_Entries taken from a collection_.

* * * * * * * * *

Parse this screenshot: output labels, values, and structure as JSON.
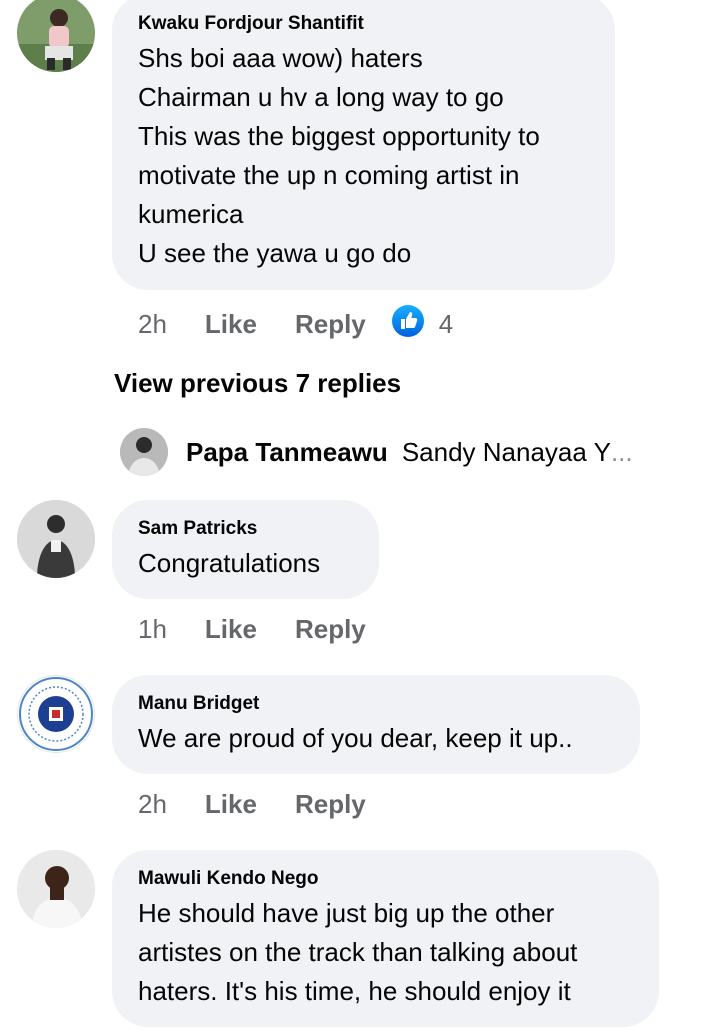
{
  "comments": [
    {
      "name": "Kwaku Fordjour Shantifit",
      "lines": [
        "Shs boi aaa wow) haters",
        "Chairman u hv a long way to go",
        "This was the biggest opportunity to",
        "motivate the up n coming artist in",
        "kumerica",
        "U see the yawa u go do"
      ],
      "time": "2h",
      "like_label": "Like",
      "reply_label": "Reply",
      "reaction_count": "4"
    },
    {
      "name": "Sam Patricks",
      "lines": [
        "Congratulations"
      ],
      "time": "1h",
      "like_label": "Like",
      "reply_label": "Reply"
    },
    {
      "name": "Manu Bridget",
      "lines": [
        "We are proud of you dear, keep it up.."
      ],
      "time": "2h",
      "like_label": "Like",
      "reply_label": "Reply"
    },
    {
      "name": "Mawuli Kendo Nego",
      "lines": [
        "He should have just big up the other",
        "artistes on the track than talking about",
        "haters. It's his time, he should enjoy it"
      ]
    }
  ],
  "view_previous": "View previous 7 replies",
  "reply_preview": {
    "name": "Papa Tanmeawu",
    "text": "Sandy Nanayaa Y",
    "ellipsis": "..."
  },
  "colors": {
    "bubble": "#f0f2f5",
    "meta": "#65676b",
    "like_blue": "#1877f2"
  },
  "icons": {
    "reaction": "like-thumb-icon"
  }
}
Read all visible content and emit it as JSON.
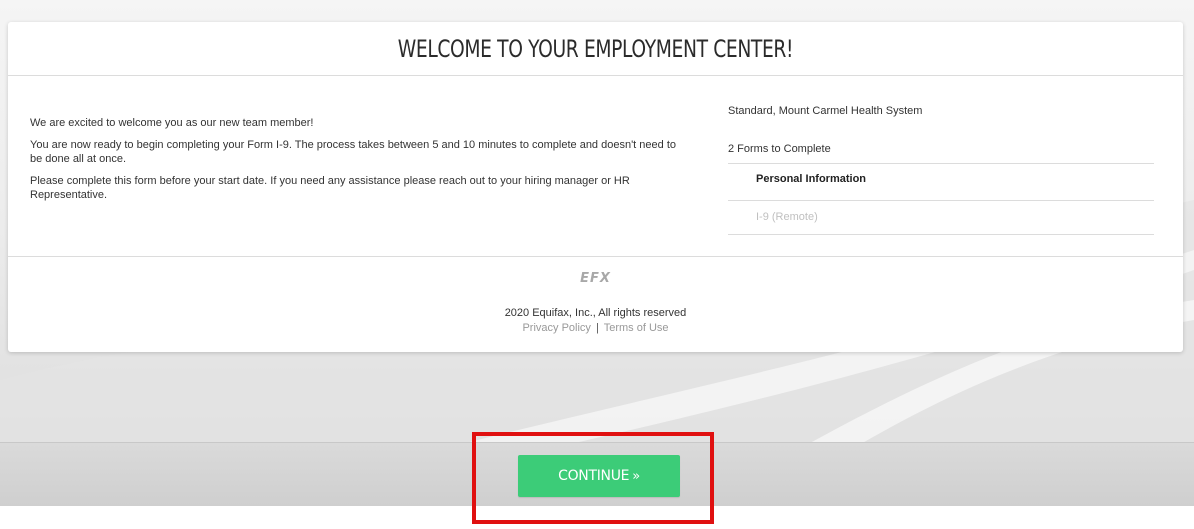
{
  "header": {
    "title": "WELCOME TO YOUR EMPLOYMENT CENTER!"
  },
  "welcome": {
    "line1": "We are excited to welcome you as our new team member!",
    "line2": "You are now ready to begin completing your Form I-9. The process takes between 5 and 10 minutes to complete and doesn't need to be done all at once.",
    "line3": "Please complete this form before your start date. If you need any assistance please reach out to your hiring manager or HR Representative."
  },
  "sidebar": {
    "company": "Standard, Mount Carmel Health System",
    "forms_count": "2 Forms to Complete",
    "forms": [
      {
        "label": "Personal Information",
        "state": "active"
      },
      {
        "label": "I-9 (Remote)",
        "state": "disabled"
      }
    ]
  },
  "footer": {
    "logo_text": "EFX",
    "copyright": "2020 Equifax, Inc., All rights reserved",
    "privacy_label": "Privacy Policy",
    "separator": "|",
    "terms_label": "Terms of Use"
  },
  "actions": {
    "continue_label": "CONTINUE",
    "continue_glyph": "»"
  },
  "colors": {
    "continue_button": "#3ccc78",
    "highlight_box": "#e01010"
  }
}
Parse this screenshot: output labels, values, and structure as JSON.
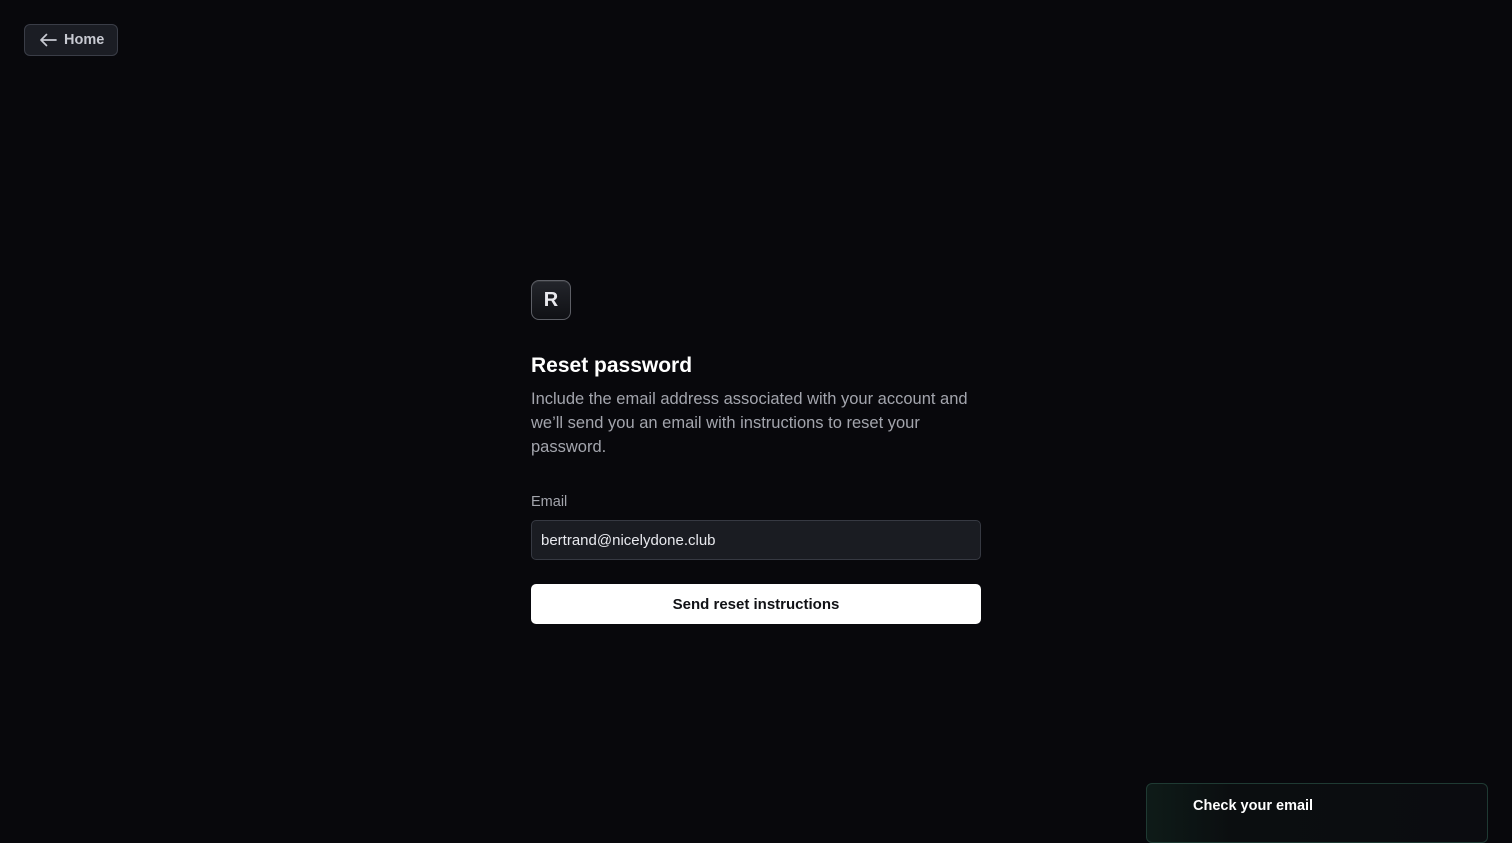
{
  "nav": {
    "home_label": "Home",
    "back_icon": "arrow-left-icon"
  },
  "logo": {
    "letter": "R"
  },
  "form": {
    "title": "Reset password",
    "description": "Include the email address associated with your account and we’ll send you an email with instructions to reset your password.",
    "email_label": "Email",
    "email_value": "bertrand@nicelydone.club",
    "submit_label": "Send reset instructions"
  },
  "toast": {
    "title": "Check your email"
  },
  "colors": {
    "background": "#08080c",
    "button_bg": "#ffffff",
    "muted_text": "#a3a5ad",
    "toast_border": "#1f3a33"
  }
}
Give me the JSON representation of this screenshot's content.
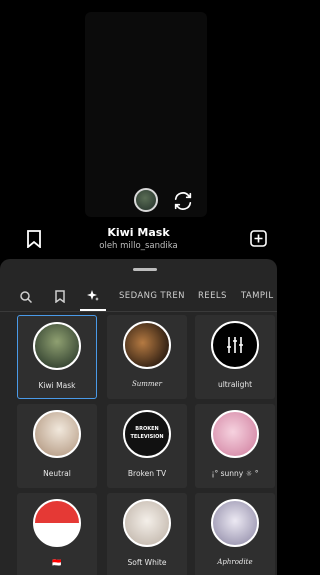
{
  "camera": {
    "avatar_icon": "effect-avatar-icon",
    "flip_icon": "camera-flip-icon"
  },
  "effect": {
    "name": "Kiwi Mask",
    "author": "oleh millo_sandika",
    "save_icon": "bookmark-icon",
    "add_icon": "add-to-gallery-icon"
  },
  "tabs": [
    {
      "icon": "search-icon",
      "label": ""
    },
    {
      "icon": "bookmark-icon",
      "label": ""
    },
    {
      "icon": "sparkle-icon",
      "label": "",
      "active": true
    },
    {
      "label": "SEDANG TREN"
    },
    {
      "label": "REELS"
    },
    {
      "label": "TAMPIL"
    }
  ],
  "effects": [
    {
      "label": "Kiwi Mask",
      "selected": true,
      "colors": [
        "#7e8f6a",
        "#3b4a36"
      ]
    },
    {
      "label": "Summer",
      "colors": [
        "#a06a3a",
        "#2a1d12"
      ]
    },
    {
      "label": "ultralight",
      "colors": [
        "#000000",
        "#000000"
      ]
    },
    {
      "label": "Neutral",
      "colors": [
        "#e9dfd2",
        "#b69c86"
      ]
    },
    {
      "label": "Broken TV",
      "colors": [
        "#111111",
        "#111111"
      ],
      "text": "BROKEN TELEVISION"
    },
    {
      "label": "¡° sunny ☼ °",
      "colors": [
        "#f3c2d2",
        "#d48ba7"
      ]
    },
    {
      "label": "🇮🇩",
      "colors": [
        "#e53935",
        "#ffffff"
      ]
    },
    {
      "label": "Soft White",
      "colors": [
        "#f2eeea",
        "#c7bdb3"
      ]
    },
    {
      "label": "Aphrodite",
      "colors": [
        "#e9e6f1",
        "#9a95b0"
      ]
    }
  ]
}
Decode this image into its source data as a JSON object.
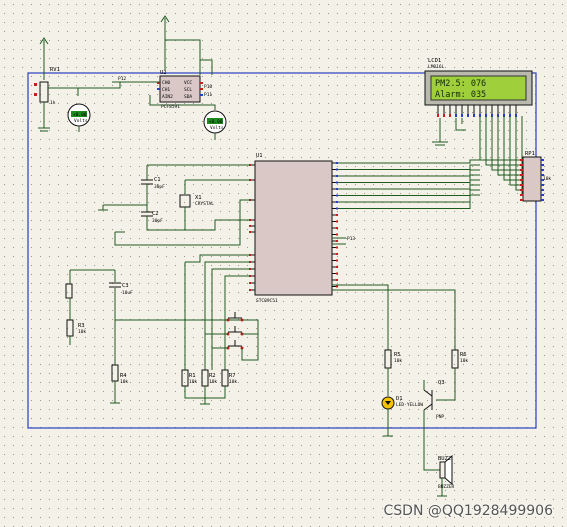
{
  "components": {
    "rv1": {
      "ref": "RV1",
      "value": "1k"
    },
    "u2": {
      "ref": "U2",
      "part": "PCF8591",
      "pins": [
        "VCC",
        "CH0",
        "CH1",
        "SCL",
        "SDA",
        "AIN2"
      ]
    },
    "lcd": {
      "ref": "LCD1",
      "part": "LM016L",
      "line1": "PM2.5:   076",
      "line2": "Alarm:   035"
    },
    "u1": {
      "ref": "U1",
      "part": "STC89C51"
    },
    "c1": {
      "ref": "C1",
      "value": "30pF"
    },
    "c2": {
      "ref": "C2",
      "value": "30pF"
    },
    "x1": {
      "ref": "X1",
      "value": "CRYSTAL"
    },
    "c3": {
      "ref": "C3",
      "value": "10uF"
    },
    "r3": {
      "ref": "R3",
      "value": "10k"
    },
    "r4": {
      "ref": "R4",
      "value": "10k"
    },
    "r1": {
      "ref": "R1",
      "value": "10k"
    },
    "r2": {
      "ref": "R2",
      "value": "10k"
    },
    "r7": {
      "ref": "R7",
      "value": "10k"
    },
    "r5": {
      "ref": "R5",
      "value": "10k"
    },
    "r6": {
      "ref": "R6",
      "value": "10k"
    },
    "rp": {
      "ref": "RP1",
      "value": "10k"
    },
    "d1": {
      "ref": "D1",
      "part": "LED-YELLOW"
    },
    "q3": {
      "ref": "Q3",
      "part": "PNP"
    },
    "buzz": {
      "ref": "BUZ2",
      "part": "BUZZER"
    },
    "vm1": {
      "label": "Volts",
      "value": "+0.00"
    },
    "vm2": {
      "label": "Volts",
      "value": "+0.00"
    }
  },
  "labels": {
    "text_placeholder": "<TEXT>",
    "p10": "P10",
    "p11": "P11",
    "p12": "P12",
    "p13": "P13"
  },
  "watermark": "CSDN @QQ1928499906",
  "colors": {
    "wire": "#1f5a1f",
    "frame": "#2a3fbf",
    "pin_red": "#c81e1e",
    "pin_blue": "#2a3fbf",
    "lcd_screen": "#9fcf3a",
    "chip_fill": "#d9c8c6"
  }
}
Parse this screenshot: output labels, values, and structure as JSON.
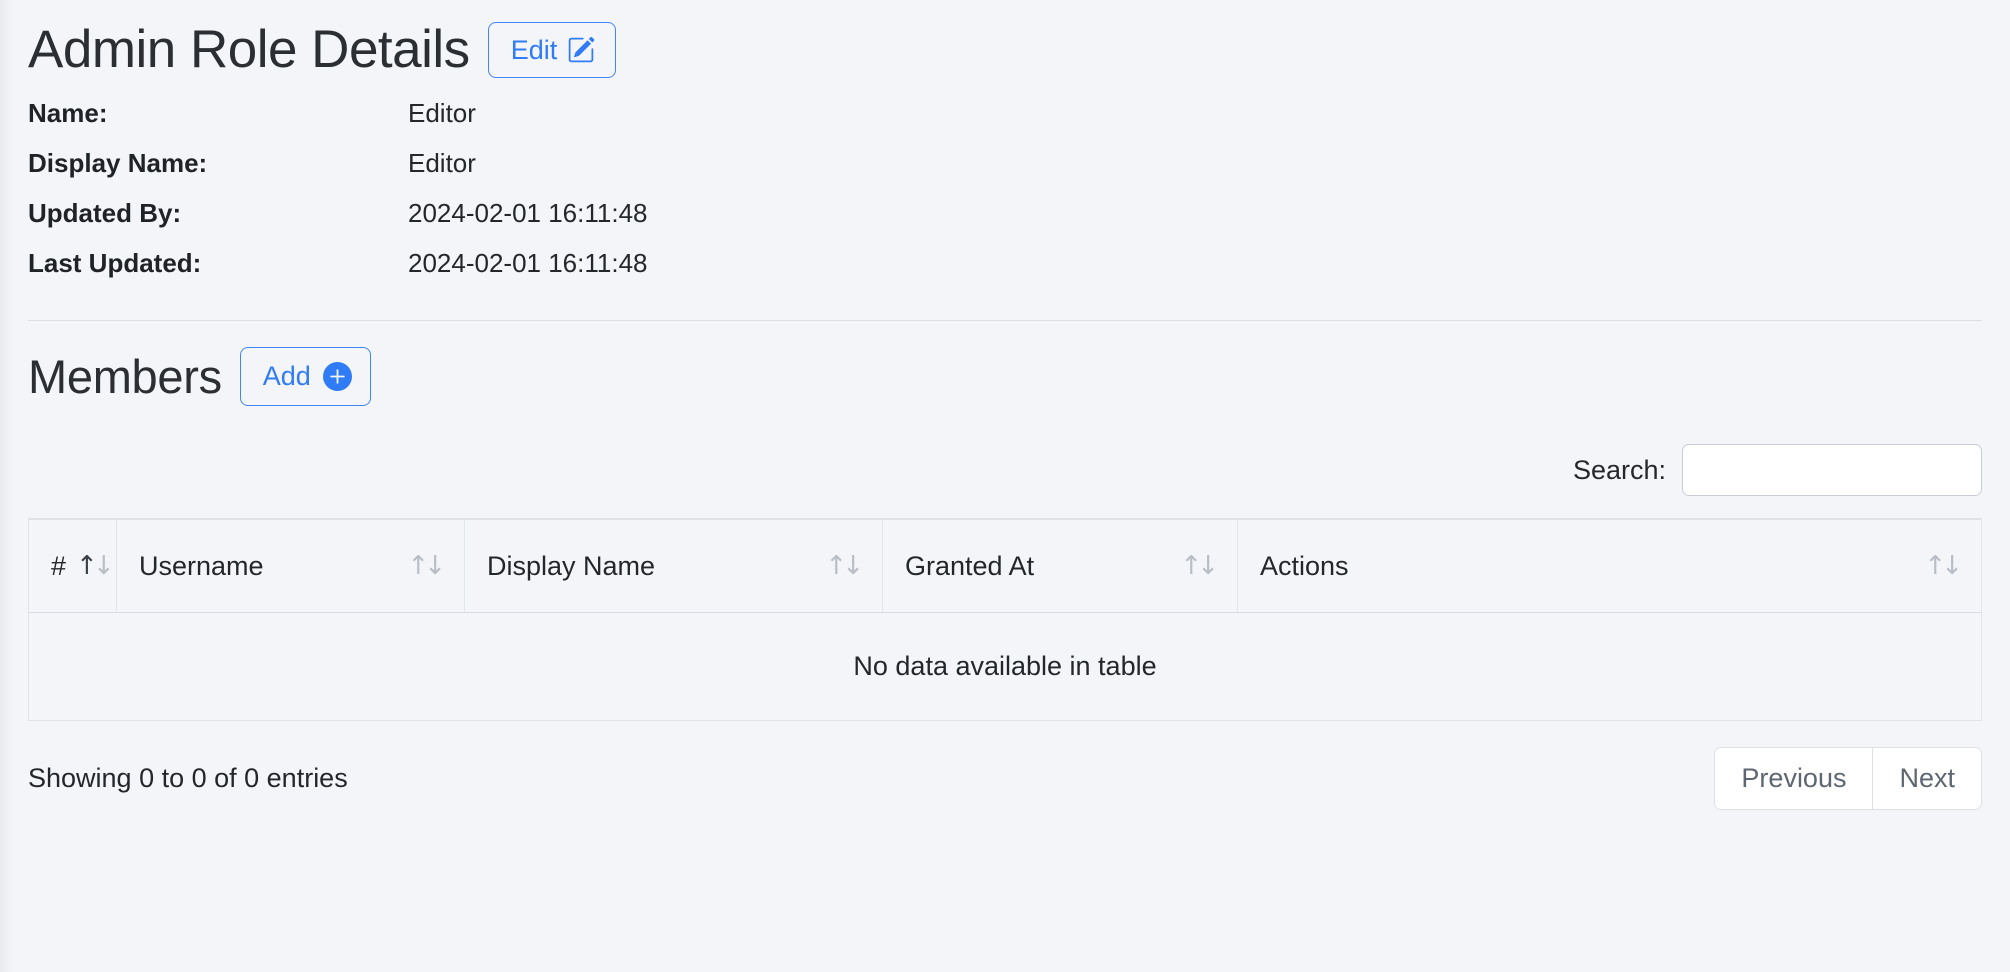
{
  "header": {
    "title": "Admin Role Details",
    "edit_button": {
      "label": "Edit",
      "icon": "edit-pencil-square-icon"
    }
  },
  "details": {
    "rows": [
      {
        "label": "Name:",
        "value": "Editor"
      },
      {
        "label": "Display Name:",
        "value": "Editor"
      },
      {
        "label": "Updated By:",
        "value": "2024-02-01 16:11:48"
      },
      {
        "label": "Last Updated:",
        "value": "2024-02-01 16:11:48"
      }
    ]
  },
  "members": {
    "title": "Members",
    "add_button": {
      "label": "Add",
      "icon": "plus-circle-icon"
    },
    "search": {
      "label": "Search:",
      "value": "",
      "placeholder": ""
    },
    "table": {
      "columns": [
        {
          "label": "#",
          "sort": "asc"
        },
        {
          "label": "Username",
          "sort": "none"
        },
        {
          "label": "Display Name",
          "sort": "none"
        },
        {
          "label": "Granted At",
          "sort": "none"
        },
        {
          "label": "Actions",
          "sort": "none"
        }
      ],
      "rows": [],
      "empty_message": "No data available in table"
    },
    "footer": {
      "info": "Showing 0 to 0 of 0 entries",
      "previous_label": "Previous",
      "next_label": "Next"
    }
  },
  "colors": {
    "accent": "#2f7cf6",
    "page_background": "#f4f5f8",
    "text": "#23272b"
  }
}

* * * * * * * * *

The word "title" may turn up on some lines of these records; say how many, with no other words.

5